(Given data):
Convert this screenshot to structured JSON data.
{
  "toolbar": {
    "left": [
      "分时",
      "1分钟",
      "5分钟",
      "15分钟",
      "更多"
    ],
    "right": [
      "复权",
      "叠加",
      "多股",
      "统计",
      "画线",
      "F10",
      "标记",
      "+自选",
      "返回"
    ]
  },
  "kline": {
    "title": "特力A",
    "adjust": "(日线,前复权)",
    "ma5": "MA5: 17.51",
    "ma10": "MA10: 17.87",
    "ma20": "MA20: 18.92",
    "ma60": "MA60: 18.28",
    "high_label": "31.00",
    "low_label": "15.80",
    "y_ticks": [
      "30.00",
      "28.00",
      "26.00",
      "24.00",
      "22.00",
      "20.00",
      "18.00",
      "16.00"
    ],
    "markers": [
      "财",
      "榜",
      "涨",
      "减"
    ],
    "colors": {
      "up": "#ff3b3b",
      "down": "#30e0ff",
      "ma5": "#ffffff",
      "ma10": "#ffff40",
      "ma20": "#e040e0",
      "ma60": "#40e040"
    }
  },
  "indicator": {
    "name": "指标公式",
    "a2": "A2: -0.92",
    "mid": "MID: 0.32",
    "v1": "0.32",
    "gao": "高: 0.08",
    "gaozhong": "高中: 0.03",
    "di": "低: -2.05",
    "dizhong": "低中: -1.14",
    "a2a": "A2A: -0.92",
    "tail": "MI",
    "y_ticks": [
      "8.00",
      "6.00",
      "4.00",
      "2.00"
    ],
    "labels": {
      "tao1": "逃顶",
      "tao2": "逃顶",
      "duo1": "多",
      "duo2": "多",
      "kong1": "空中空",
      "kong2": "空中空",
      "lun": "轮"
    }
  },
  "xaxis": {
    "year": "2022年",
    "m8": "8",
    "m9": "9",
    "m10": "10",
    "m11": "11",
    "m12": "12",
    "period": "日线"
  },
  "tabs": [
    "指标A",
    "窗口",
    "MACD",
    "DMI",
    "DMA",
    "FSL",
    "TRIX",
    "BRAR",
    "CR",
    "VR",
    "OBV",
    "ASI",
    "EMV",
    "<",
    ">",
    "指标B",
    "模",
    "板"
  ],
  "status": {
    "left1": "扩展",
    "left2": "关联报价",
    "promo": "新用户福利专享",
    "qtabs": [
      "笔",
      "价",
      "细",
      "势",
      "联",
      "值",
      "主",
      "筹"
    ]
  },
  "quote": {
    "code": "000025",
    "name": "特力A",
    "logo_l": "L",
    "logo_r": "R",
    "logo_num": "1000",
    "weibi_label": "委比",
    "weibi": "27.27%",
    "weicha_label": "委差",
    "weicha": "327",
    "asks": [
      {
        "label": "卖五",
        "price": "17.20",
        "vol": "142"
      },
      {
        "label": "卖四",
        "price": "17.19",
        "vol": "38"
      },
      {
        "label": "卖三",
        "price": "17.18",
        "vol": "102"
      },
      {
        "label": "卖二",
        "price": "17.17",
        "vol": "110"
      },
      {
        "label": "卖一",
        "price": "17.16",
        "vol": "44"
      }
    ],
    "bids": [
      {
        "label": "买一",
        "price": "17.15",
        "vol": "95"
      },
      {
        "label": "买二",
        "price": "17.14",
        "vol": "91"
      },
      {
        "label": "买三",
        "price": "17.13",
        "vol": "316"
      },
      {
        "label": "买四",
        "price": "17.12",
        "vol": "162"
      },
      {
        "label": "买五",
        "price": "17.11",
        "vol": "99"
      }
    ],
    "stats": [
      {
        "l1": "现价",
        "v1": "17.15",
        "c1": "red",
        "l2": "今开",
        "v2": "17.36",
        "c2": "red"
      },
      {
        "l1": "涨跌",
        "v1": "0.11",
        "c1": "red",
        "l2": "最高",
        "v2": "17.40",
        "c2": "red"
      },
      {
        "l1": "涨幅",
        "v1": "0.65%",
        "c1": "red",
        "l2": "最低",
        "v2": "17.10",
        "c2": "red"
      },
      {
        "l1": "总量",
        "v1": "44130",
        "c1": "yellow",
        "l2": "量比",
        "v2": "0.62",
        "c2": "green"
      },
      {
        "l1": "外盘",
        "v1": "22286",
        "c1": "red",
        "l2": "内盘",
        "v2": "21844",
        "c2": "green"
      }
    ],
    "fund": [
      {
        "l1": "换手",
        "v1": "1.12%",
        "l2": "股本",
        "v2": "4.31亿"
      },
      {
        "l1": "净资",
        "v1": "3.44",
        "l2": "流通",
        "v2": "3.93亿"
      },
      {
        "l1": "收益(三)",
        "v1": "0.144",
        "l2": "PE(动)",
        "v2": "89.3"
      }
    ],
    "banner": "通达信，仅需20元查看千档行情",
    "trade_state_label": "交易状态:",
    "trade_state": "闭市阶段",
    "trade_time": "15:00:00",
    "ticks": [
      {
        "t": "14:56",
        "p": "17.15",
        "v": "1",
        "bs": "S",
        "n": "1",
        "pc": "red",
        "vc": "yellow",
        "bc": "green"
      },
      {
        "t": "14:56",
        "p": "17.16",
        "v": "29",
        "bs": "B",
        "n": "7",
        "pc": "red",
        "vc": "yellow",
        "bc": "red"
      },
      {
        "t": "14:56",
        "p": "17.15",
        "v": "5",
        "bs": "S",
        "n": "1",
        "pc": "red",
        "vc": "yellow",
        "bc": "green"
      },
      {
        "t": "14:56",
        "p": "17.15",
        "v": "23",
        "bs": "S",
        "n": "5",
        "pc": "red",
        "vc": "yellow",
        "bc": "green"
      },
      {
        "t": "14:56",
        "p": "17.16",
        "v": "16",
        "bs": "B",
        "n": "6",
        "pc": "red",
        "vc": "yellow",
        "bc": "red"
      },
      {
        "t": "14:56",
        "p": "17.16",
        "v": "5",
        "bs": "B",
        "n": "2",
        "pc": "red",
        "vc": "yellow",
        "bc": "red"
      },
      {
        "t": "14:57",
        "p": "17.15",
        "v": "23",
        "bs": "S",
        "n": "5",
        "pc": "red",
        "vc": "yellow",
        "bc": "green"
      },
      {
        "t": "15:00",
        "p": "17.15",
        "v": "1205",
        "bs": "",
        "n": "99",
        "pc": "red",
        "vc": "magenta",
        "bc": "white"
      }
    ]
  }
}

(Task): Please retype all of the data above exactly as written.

(Output for this task):
Convert this screenshot to structured JSON data.
{
  "toolbar": {
    "left": [
      "分时",
      "1分钟",
      "5分钟",
      "15分钟",
      "更多"
    ],
    "right": [
      "复权",
      "叠加",
      "多股",
      "统计",
      "画线",
      "F10",
      "标记",
      "+自选",
      "返回"
    ]
  },
  "kline": {
    "title": "特力A",
    "adjust": "(日线,前复权)",
    "ma5": "MA5: 17.51",
    "ma10": "MA10: 17.87",
    "ma20": "MA20: 18.92",
    "ma60": "MA60: 18.28",
    "high_label": "31.00",
    "low_label": "15.80",
    "y_ticks": [
      "30.00",
      "28.00",
      "26.00",
      "24.00",
      "22.00",
      "20.00",
      "18.00",
      "16.00"
    ],
    "markers": [
      "财",
      "榜",
      "涨",
      "减"
    ],
    "colors": {
      "up": "#ff3b3b",
      "down": "#30e0ff",
      "ma5": "#ffffff",
      "ma10": "#ffff40",
      "ma20": "#e040e0",
      "ma60": "#40e040"
    }
  },
  "indicator": {
    "name": "指标公式",
    "a2": "A2: -0.92",
    "mid": "MID: 0.32",
    "v1": "0.32",
    "gao": "高: 0.08",
    "gaozhong": "高中: 0.03",
    "di": "低: -2.05",
    "dizhong": "低中: -1.14",
    "a2a": "A2A: -0.92",
    "tail": "MI",
    "y_ticks": [
      "8.00",
      "6.00",
      "4.00",
      "2.00"
    ],
    "labels": {
      "tao1": "逃顶",
      "tao2": "逃顶",
      "duo1": "多",
      "duo2": "多",
      "kong1": "空中空",
      "kong2": "空中空",
      "lun": "轮"
    }
  },
  "xaxis": {
    "year": "2022年",
    "m8": "8",
    "m9": "9",
    "m10": "10",
    "m11": "11",
    "m12": "12",
    "period": "日线"
  },
  "tabs": [
    "指标A",
    "窗口",
    "MACD",
    "DMI",
    "DMA",
    "FSL",
    "TRIX",
    "BRAR",
    "CR",
    "VR",
    "OBV",
    "ASI",
    "EMV",
    "<",
    ">",
    "指标B",
    "模",
    "板"
  ],
  "status": {
    "left1": "扩展",
    "left2": "关联报价",
    "promo": "新用户福利专享",
    "qtabs": [
      "笔",
      "价",
      "细",
      "势",
      "联",
      "值",
      "主",
      "筹"
    ]
  },
  "quote": {
    "code": "000025",
    "name": "特力A",
    "logo_l": "L",
    "logo_r": "R",
    "logo_num": "1000",
    "weibi_label": "委比",
    "weibi": "27.27%",
    "weicha_label": "委差",
    "weicha": "327",
    "asks": [
      {
        "label": "卖五",
        "price": "17.20",
        "vol": "142"
      },
      {
        "label": "卖四",
        "price": "17.19",
        "vol": "38"
      },
      {
        "label": "卖三",
        "price": "17.18",
        "vol": "102"
      },
      {
        "label": "卖二",
        "price": "17.17",
        "vol": "110"
      },
      {
        "label": "卖一",
        "price": "17.16",
        "vol": "44"
      }
    ],
    "bids": [
      {
        "label": "买一",
        "price": "17.15",
        "vol": "95"
      },
      {
        "label": "买二",
        "price": "17.14",
        "vol": "91"
      },
      {
        "label": "买三",
        "price": "17.13",
        "vol": "316"
      },
      {
        "label": "买四",
        "price": "17.12",
        "vol": "162"
      },
      {
        "label": "买五",
        "price": "17.11",
        "vol": "99"
      }
    ],
    "stats": [
      {
        "l1": "现价",
        "v1": "17.15",
        "c1": "red",
        "l2": "今开",
        "v2": "17.36",
        "c2": "red"
      },
      {
        "l1": "涨跌",
        "v1": "0.11",
        "c1": "red",
        "l2": "最高",
        "v2": "17.40",
        "c2": "red"
      },
      {
        "l1": "涨幅",
        "v1": "0.65%",
        "c1": "red",
        "l2": "最低",
        "v2": "17.10",
        "c2": "red"
      },
      {
        "l1": "总量",
        "v1": "44130",
        "c1": "yellow",
        "l2": "量比",
        "v2": "0.62",
        "c2": "green"
      },
      {
        "l1": "外盘",
        "v1": "22286",
        "c1": "red",
        "l2": "内盘",
        "v2": "21844",
        "c2": "green"
      }
    ],
    "fund": [
      {
        "l1": "换手",
        "v1": "1.12%",
        "l2": "股本",
        "v2": "4.31亿"
      },
      {
        "l1": "净资",
        "v1": "3.44",
        "l2": "流通",
        "v2": "3.93亿"
      },
      {
        "l1": "收益(三)",
        "v1": "0.144",
        "l2": "PE(动)",
        "v2": "89.3"
      }
    ],
    "banner": "通达信，仅需20元查看千档行情",
    "trade_state_label": "交易状态:",
    "trade_state": "闭市阶段",
    "trade_time": "15:00:00",
    "ticks": [
      {
        "t": "14:56",
        "p": "17.15",
        "v": "1",
        "bs": "S",
        "n": "1",
        "pc": "red",
        "vc": "yellow",
        "bc": "green"
      },
      {
        "t": "14:56",
        "p": "17.16",
        "v": "29",
        "bs": "B",
        "n": "7",
        "pc": "red",
        "vc": "yellow",
        "bc": "red"
      },
      {
        "t": "14:56",
        "p": "17.15",
        "v": "5",
        "bs": "S",
        "n": "1",
        "pc": "red",
        "vc": "yellow",
        "bc": "green"
      },
      {
        "t": "14:56",
        "p": "17.15",
        "v": "23",
        "bs": "S",
        "n": "5",
        "pc": "red",
        "vc": "yellow",
        "bc": "green"
      },
      {
        "t": "14:56",
        "p": "17.16",
        "v": "16",
        "bs": "B",
        "n": "6",
        "pc": "red",
        "vc": "yellow",
        "bc": "red"
      },
      {
        "t": "14:56",
        "p": "17.16",
        "v": "5",
        "bs": "B",
        "n": "2",
        "pc": "red",
        "vc": "yellow",
        "bc": "red"
      },
      {
        "t": "14:57",
        "p": "17.15",
        "v": "23",
        "bs": "S",
        "n": "5",
        "pc": "red",
        "vc": "yellow",
        "bc": "green"
      },
      {
        "t": "15:00",
        "p": "17.15",
        "v": "1205",
        "bs": "",
        "n": "99",
        "pc": "red",
        "vc": "magenta",
        "bc": "white"
      }
    ]
  }
}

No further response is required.